China Pulls Out Death Certificate and Pen for ICVs

China’s Fossil Fuel Deadline Shifts Focus to Electric Car Race
Bloomberg News

China will set a deadline for automakers to end sales of fossil-fuel-powered vehicles, becoming the biggest market to do so in a move that will accelerate the push into the electric car market led by companies including BYD Co. and BAIC Motor Corp.

Xin Guobin, the vice minister of industry and information technology, said the government is working with other regulators on a timetable to end production and sales. The move will have a profound impact on the environment and growth of China’s auto industry, Xin said at an auto forum in Tianjin on Saturday.

The world’s second-biggest economy, which has vowed to cap its carbon emissions by 2030 and curb worsening air pollution, is the latest to join countries such as the U.K. and France seeking to phase out vehicles using gasoline and diesel. The looming ban on combustion-engine automobiles will goad both local and global automakers to focus on introducing more zero-emission electric cars to help clean up smog-choked major cities.

China does not set a date, just says one is coming. Chinese automakers are putting a smiley face on the announcement.

“The implementation of the ban for such a big market like China can be later than 2040,” said Liu Zhijia, an assistant general manager at Chery Automobile Co., the country’s biggest passenger car exporter that unveiled a new line for upscale battery-powered and plug-in hybrid models at the Frankfurt motor show last week. “That will leave plenty of time for everyone to prepare.”

Yeah, about that.

If China is looking to cap carbon emissions by 2030 and improve air quality, I am guessing they have a date in mind much closer than “later than 2040”. Also, this announcement is a big slap in the face to all the automakers (except Tesla) who have been pressing China to relax its EV requirements and let them sell more ICVs and fewer EVs.

EVs in the U.S. have now arrived at 1% of sales, up from 0.01% in 2010. That might not seem like much, but it is a two order of magnitude improvement in seven years. If we cut that growth rate in half, that would mean that EVs would make up 10% of car sales in 2024, and 100% of sales by 2031.

Seems to me we are at the bottom of the “S-curve” right before it spikes upward.

Economist cover calls ICE “roadkill”

The death of the internal combustion engine
The Economist

The first death rattles of the internal combustion engine are already reverberating around the world—and many of the consequences will be welcome.
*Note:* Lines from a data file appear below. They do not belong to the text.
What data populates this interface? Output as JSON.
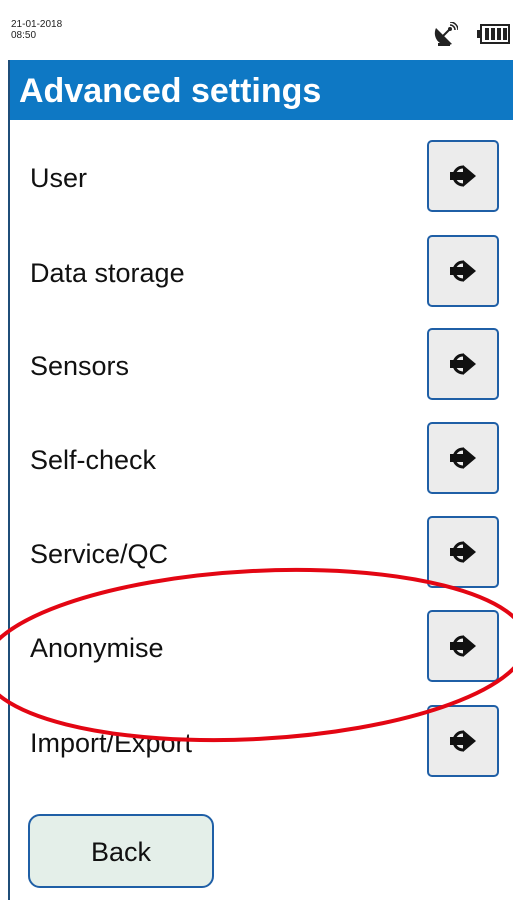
{
  "status_bar": {
    "date": "21-01-2018",
    "time": "08:50",
    "icons": [
      "satellite-icon",
      "battery-icon"
    ]
  },
  "header": {
    "title": "Advanced settings"
  },
  "menu": {
    "items": [
      {
        "label": "User",
        "icon": "arrow-right-icon"
      },
      {
        "label": "Data storage",
        "icon": "arrow-right-icon"
      },
      {
        "label": "Sensors",
        "icon": "arrow-right-icon"
      },
      {
        "label": "Self-check",
        "icon": "arrow-right-icon"
      },
      {
        "label": "Service/QC",
        "icon": "arrow-right-icon"
      },
      {
        "label": "Anonymise",
        "icon": "arrow-right-icon"
      },
      {
        "label": "Import/Export",
        "icon": "arrow-right-icon"
      }
    ]
  },
  "footer": {
    "back_label": "Back"
  },
  "colors": {
    "header_bg": "#0e78c4",
    "button_border": "#1f5fa6",
    "button_bg": "#ececec",
    "back_bg": "#e4efe9",
    "highlight": "#e30613"
  }
}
To gauge what lies ahead, think how the internal combustion engine has shaped modern life. The rich world was rebuilt for motor vehicles, with huge investments in road networks and the invention of suburbia, along with shopping malls and drive-through restaurants. Roughly 85% of American workers commute by car. Carmaking was also a generator of economic development and the expansion of the middle class, in post-war America and elsewhere. There are now about 1bn cars on the road, almost all powered by fossil fuels. Though most of them sit idle, America’s car and lorry engines can produce ten times as much energy as its power stations. The internal combustion engine is the mightiest motor in history.

But electrification has thrown the car industry into turmoil. Its best brands are founded on their engineering heritage—especially in Germany. Compared with existing vehicles, electric cars are much simpler and have fewer parts; they are more like computers on wheels. That means they need fewer people to assemble them and fewer subsidiary systems from specialist suppliers. Carworkers at factories that do not make electric cars are worried that they could be for the chop. With less to go wrong, the market for maintenance and spare parts will shrink. While today’s carmakers grapple with their costly legacy of old factories and swollen workforces, new entrants will be unencumbered. Premium brands may be able to stand out through styling and handling, but low-margin, mass-market carmakers will have to compete chiefly on cost.

I am seeing more and more “respected” publications coming to this conclusion in the financial media. Bloomberg was the first, and has been revising its estimates of when EVs will hit “critical mass” from 10% to 35% by 2040. I expected that revision to be revised.